“In this way, they’re literally living their literature,” Marinelli observed.
In Patrick Newman’s World History Honors class, ninthgraders worked in clusters with their iPads as Newman led them through a Powerpoint presentation on topographical features of different countries. The students could access digital maps and do research on the Internet as the lesson progressed.
Marinelli explained that high school teachers had begun getting acclimating to the new devices back in March 2012 when they were put through training sessions on how to apply the instrumentation to actual instructional techniques.
Ipads in the classroom function, essentially, as “interactive textbooks,” Marinelli said, and that’s key when “teaching to today’s 21st century learner.” Today, she said, students aren’t predisposed “to go from page 1 to 120 – they lose concentration because they live in a fast-paced world.”
“So, we teach to the curriculum – not the textbook,” she said.
This means that teachers are freed up to use the technology at their disposal – iPads in concert with projectors and Smartboards – to present material in a way that students can more readily assimilate.
And, at the same time, Marinelli said, this instructional strategy promotes independent thinking and learning as well.

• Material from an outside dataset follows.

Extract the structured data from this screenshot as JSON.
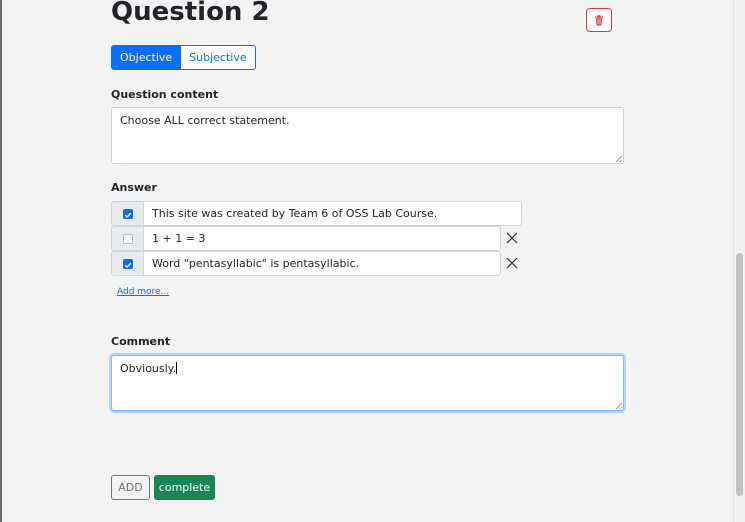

“In the math class, for example, a student can take a picture of an algebra problem and e-mail it to themselves to review at home, especially if they’re not good at taking notes in class,” she said.
Using a lease-purchase arrangement, the district acquired about 700 iPads for the high school population, including some extras in case of breakage, Marinelli said. That came out to $379 per instrument.
“We are the only district in Bergen County that I’m aware of that has the iPads available on a one-to-one basis to high school students,” Marinelli said.
In another personnelrelated district development, Marinelli said that Lyndhurst has successfully petitioned the Bergen County Superintendent of Schools’ Office for permission to exceed the budget cap for administration by hiring two additional kindergarten to grade 8 school principals, although the district’s overall budget must still stay within the state mandated 2% cap.
She said that one of those slots will be a new position and the other will be a replacement, triggered by the resignation of Washington School Principal Jean FurloFurlong- Gordon.
Currently, the principal assigned to Jefferson School (grades 4 to 8) and Columbus School (grades k to 3) also covers Washington School (grades pre-k disabled to grade 3) and an interim principal is now handling Lincoln School (grades 4 to 8).